Ex-Partner Accused of AIP Trade Secret Theft

     MANHATTAN (CN) - A former managing partner of American Institutional Partners masterminded a scheme to steal the company's trade secrets from its owner, Pelican Equity claims in Federal Court.
     Pelican Equity, which owns AIP's rights, says Robert Brazell partnered with Stephen Norris to form Talos Partners in order to steal AIP's confidential busines information for their own gain. At the time, Brazell was a managing partner of AIP, a stock loan business. The complaint paints a colorful picture of him, quoting his 2008 email to AIP founder Mark Robbins, in which he said he "humped the Prudential brochure" because he was so excited to be a partner in AIP.
     Brazell used the company's computers to copy a Web site that AIP was developing, which he used for Talos, the lawsuit states. Pelican claims the copying was so sloppy that early forms of Talos' site still referred to AIP.
     In the last 90 days, the defendants - acting through Talos - have closed more than $500 million in stock loans and have amassed a balance sheet of $350 million using AIP's confidential information, the suit states.
     Pelican claims that former AIP counsel Bryan Cave breached its duty to its client by helping Brazell set up Talos while he was still a managing partner at American Institutional. Bryan Cave asked Robbins to sign a waiver and release letter, but Robbins allegedly refused.
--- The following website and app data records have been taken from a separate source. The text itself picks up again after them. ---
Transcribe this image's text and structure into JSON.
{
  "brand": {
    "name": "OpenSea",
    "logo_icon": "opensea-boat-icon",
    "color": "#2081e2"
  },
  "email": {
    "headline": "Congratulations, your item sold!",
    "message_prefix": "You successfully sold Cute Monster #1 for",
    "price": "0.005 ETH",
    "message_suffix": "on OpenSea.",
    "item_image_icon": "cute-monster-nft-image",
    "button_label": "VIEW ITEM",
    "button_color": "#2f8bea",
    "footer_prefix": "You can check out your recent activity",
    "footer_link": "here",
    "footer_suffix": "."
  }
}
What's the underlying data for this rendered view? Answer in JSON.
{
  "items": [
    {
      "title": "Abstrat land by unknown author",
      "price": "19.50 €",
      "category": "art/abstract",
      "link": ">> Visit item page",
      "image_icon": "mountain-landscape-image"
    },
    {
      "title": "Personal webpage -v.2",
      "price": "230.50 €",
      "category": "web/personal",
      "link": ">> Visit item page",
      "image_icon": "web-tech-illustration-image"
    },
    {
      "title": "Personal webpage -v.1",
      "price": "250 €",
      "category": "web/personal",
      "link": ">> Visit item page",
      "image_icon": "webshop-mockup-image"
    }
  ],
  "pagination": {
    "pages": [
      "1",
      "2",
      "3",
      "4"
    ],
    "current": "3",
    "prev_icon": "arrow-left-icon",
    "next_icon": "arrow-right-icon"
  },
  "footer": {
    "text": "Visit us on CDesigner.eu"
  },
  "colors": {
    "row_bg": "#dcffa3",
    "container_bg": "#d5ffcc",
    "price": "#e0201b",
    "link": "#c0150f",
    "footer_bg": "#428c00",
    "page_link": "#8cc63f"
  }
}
Pelican claims Bryan Cave not only set up Talos' certificate of formation, but also charged AIP for the work.
     A spokesman for Bryan Cave declined to comment.
     Pelican seeks damages, a ruling barring the defendants from using AIP's confidential information and an order requiring them to return it.
     Pelican is represented by Steven Altman.
     Brazell, Norris, Talos Partners, Rama Ramachandran, Darl McBride and Bryan Cave are all listed as defendants.